*** Data provided ***
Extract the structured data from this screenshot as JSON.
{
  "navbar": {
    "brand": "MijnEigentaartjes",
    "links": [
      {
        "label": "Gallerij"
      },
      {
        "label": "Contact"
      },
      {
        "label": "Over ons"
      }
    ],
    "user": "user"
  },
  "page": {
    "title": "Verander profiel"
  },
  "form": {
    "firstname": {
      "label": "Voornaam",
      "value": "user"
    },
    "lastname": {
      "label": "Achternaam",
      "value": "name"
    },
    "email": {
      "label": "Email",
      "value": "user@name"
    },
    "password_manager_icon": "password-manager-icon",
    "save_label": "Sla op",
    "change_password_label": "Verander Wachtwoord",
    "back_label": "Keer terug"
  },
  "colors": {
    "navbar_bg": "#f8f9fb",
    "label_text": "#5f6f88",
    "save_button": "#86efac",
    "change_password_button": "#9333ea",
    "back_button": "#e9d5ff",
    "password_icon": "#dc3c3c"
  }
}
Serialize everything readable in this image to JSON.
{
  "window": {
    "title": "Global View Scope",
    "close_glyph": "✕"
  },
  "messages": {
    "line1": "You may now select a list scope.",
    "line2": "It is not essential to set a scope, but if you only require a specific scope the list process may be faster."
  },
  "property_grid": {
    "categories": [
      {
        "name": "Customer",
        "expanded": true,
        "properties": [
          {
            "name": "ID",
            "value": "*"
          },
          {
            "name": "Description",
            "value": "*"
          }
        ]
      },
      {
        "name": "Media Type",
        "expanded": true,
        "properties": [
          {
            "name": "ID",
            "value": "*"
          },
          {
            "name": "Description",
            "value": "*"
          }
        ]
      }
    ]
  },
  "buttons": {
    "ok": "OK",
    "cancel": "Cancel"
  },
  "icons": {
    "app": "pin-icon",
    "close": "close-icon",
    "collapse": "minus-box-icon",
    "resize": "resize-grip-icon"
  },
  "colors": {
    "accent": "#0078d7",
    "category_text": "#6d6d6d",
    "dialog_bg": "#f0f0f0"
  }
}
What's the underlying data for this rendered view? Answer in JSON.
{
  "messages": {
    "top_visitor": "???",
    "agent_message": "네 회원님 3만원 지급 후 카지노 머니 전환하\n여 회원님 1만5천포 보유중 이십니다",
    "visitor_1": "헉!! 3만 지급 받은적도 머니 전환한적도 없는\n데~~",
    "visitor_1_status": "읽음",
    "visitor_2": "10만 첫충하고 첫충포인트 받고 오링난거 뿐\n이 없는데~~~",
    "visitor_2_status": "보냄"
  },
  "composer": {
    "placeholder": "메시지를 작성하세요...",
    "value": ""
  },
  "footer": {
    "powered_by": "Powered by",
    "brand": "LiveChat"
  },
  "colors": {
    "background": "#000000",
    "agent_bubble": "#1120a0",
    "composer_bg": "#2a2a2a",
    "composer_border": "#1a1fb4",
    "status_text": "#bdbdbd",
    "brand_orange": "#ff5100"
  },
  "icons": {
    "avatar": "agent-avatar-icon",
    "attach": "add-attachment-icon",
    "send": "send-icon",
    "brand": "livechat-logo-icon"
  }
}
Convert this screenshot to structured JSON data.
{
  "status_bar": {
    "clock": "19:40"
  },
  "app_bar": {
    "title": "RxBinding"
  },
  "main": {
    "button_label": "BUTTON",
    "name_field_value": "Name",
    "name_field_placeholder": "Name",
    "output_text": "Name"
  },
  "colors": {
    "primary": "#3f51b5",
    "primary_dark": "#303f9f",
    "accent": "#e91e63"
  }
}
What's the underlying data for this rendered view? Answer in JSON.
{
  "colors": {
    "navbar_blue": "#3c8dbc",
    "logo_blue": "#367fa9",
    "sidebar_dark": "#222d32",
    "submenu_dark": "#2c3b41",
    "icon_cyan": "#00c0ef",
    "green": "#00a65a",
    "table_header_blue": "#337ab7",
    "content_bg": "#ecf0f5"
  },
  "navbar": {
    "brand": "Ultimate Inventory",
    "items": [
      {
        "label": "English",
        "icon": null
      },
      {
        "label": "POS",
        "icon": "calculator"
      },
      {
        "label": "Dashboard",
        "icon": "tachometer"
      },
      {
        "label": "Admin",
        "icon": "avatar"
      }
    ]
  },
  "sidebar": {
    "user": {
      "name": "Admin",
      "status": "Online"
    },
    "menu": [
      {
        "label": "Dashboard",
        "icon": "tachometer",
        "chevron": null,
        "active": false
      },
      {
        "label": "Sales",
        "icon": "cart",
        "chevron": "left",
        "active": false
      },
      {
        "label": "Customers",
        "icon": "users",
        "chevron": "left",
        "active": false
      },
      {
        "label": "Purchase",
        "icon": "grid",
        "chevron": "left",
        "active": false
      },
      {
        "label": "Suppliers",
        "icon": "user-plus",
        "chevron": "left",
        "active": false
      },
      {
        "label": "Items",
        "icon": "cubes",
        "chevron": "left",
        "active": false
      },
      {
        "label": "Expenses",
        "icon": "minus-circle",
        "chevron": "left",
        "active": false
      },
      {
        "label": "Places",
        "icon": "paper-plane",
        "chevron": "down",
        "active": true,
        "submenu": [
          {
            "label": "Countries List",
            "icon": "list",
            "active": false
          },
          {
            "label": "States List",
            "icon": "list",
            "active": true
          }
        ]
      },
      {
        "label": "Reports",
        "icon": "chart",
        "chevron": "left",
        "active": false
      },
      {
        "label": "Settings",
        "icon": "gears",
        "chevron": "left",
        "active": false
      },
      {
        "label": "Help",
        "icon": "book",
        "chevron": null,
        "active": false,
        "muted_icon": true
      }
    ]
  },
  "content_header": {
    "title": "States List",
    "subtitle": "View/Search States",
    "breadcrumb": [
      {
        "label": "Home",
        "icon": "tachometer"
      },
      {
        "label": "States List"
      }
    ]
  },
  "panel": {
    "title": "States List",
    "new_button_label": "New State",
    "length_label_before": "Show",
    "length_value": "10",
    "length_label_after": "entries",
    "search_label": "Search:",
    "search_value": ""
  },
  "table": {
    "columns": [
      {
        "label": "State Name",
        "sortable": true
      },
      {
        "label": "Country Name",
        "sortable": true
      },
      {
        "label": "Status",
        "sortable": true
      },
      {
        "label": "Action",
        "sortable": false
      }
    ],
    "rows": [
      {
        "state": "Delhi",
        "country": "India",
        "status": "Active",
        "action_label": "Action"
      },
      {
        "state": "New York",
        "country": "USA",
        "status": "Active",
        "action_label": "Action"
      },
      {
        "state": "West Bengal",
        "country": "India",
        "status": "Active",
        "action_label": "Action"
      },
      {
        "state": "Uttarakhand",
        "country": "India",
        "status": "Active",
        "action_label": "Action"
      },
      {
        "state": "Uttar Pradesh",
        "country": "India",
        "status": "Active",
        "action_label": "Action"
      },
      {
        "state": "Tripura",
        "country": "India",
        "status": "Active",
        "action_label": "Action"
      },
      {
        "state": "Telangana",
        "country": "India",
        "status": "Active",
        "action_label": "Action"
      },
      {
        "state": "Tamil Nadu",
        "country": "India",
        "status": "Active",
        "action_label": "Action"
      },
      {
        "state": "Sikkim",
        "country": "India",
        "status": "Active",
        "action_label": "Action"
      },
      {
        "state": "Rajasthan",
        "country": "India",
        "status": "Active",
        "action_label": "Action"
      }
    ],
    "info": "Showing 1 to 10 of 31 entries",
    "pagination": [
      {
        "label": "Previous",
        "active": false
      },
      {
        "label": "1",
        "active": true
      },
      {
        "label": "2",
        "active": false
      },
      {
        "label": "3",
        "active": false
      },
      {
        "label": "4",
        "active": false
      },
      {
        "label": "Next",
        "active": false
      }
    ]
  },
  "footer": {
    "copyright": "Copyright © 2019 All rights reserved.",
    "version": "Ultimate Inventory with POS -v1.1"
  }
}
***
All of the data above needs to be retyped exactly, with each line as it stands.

- Task answer:
Extract the structured data from this screenshot as JSON.
{
  "navbar": {
    "brand": "MijnEigentaartjes",
    "links": [
      {
        "label": "Gallerij"
      },
      {
        "label": "Contact"
      },
      {
        "label": "Over ons"
      }
    ],
    "user": "user"
  },
  "page": {
    "title": "Verander profiel"
  },
  "form": {
    "firstname": {
      "label": "Voornaam",
      "value": "user"
    },
    "lastname": {
      "label": "Achternaam",
      "value": "name"
    },
    "email": {
      "label": "Email",
      "value": "user@name"
    },
    "password_manager_icon": "password-manager-icon",
    "save_label": "Sla op",
    "change_password_label": "Verander Wachtwoord",
    "back_label": "Keer terug"
  },
  "colors": {
    "navbar_bg": "#f8f9fb",
    "label_text": "#5f6f88",
    "save_button": "#86efac",
    "change_password_button": "#9333ea",
    "back_button": "#e9d5ff",
    "password_icon": "#dc3c3c"
  }
}
Serialize everything readable in this image to JSON.
{
  "window": {
    "title": "Global View Scope",
    "close_glyph": "✕"
  },
  "messages": {
    "line1": "You may now select a list scope.",
    "line2": "It is not essential to set a scope, but if you only require a specific scope the list process may be faster."
  },
  "property_grid": {
    "categories": [
      {
        "name": "Customer",
        "expanded": true,
        "properties": [
          {
            "name": "ID",
            "value": "*"
          },
          {
            "name": "Description",
            "value": "*"
          }
        ]
      },
      {
        "name": "Media Type",
        "expanded": true,
        "properties": [
          {
            "name": "ID",
            "value": "*"
          },
          {
            "name": "Description",
            "value": "*"
          }
        ]
      }
    ]
  },
  "buttons": {
    "ok": "OK",
    "cancel": "Cancel"
  },
  "icons": {
    "app": "pin-icon",
    "close": "close-icon",
    "collapse": "minus-box-icon",
    "resize": "resize-grip-icon"
  },
  "colors": {
    "accent": "#0078d7",
    "category_text": "#6d6d6d",
    "dialog_bg": "#f0f0f0"
  }
}
What's the underlying data for this rendered view? Answer in JSON.
{
  "messages": {
    "top_visitor": "???",
    "agent_message": "네 회원님 3만원 지급 후 카지노 머니 전환하\n여 회원님 1만5천포 보유중 이십니다",
    "visitor_1": "헉!! 3만 지급 받은적도 머니 전환한적도 없는\n데~~",
    "visitor_1_status": "읽음",
    "visitor_2": "10만 첫충하고 첫충포인트 받고 오링난거 뿐\n이 없는데~~~",
    "visitor_2_status": "보냄"
  },
  "composer": {
    "placeholder": "메시지를 작성하세요...",
    "value": ""
  },
  "footer": {
    "powered_by": "Powered by",
    "brand": "LiveChat"
  },
  "colors": {
    "background": "#000000",
    "agent_bubble": "#1120a0",
    "composer_bg": "#2a2a2a",
    "composer_border": "#1a1fb4",
    "status_text": "#bdbdbd",
    "brand_orange": "#ff5100"
  },
  "icons": {
    "avatar": "agent-avatar-icon",
    "attach": "add-attachment-icon",
    "send": "send-icon",
    "brand": "livechat-logo-icon"
  }
}
Convert this screenshot to structured JSON data.
{
  "status_bar": {
    "clock": "19:40"
  },
  "app_bar": {
    "title": "RxBinding"
  },
  "main": {
    "button_label": "BUTTON",
    "name_field_value": "Name",
    "name_field_placeholder": "Name",
    "output_text": "Name"
  },
  "colors": {
    "primary": "#3f51b5",
    "primary_dark": "#303f9f",
    "accent": "#e91e63"
  }
}
What's the underlying data for this rendered view? Answer in JSON.
{
  "colors": {
    "navbar_blue": "#3c8dbc",
    "logo_blue": "#367fa9",
    "sidebar_dark": "#222d32",
    "submenu_dark": "#2c3b41",
    "icon_cyan": "#00c0ef",
    "green": "#00a65a",
    "table_header_blue": "#337ab7",
    "content_bg": "#ecf0f5"
  },
  "navbar": {
    "brand": "Ultimate Inventory",
    "items": [
      {
        "label": "English",
        "icon": null
      },
      {
        "label": "POS",
        "icon": "calculator"
      },
      {
        "label": "Dashboard",
        "icon": "tachometer"
      },
      {
        "label": "Admin",
        "icon": "avatar"
      }
    ]
  },
  "sidebar": {
    "user": {
      "name": "Admin",
      "status": "Online"
    },
    "menu": [
      {
        "label": "Dashboard",
        "icon": "tachometer",
        "chevron": null,
        "active": false
      },
      {
        "label": "Sales",
        "icon": "cart",
        "chevron": "left",
        "active": false
      },
      {
        "label": "Customers",
        "icon": "users",
        "chevron": "left",
        "active": false
      },
      {
        "label": "Purchase",
        "icon": "grid",
        "chevron": "left",
        "active": false
      },
      {
        "label": "Suppliers",
        "icon": "user-plus",
        "chevron": "left",
        "active": false
      },
      {
        "label": "Items",
        "icon": "cubes",
        "chevron": "left",
        "active": false
      },
      {
        "label": "Expenses",
        "icon": "minus-circle",
        "chevron": "left",
        "active": false
      },
      {
        "label": "Places",
        "icon": "paper-plane",
        "chevron": "down",
        "active": true,
        "submenu": [
          {
            "label": "Countries List",
            "icon": "list",
            "active": false
          },
          {
            "label": "States List",
            "icon": "list",
            "active": true
          }
        ]
      },
      {
        "label": "Reports",
        "icon": "chart",
        "chevron": "left",
        "active": false
      },
      {
        "label": "Settings",
        "icon": "gears",
        "chevron": "left",
        "active": false
      },
      {
        "label": "Help",
        "icon": "book",
        "chevron": null,
        "active": false,
        "muted_icon": true
      }
    ]
  },
  "content_header": {
    "title": "States List",
    "subtitle": "View/Search States",
    "breadcrumb": [
      {
        "label": "Home",
        "icon": "tachometer"
      },
      {
        "label": "States List"
      }
    ]
  },
  "panel": {
    "title": "States List",
    "new_button_label": "New State",
    "length_label_before": "Show",
    "length_value": "10",
    "length_label_after": "entries",
    "search_label": "Search:",
    "search_value": ""
  },
  "table": {
    "columns": [
      {
        "label": "State Name",
        "sortable": true
      },
      {
        "label": "Country Name",
        "sortable": true
      },
      {
        "label": "Status",
        "sortable": true
      },
      {
        "label": "Action",
        "sortable": false
      }
    ],
    "rows": [
      {
        "state": "Delhi",
        "country": "India",
        "status": "Active",
        "action_label": "Action"
      },
      {
        "state": "New York",
        "country": "USA",
        "status": "Active",
        "action_label": "Action"
      },
      {
        "state": "West Bengal",
        "country": "India",
        "status": "Active",
        "action_label": "Action"
      },
      {
        "state": "Uttarakhand",
        "country": "India",
        "status": "Active",
        "action_label": "Action"
      },
      {
        "state": "Uttar Pradesh",
        "country": "India",
        "status": "Active",
        "action_label": "Action"
      },
      {
        "state": "Tripura",
        "country": "India",
        "status": "Active",
        "action_label": "Action"
      },
      {
        "state": "Telangana",
        "country": "India",
        "status": "Active",
        "action_label": "Action"
      },
      {
        "state": "Tamil Nadu",
        "country": "India",
        "status": "Active",
        "action_label": "Action"
      },
      {
        "state": "Sikkim",
        "country": "India",
        "status": "Active",
        "action_label": "Action"
      },
      {
        "state": "Rajasthan",
        "country": "India",
        "status": "Active",
        "action_label": "Action"
      }
    ],
    "info": "Showing 1 to 10 of 31 entries",
    "pagination": [
      {
        "label": "Previous",
        "active": false
      },
      {
        "label": "1",
        "active": true
      },
      {
        "label": "2",
        "active": false
      },
      {
        "label": "3",
        "active": false
      },
      {
        "label": "4",
        "active": false
      },
      {
        "label": "Next",
        "active": false
      }
    ]
  },
  "footer": {
    "copyright": "Copyright © 2019 All rights reserved.",
    "version": "Ultimate Inventory with POS -v1.1"
  }
}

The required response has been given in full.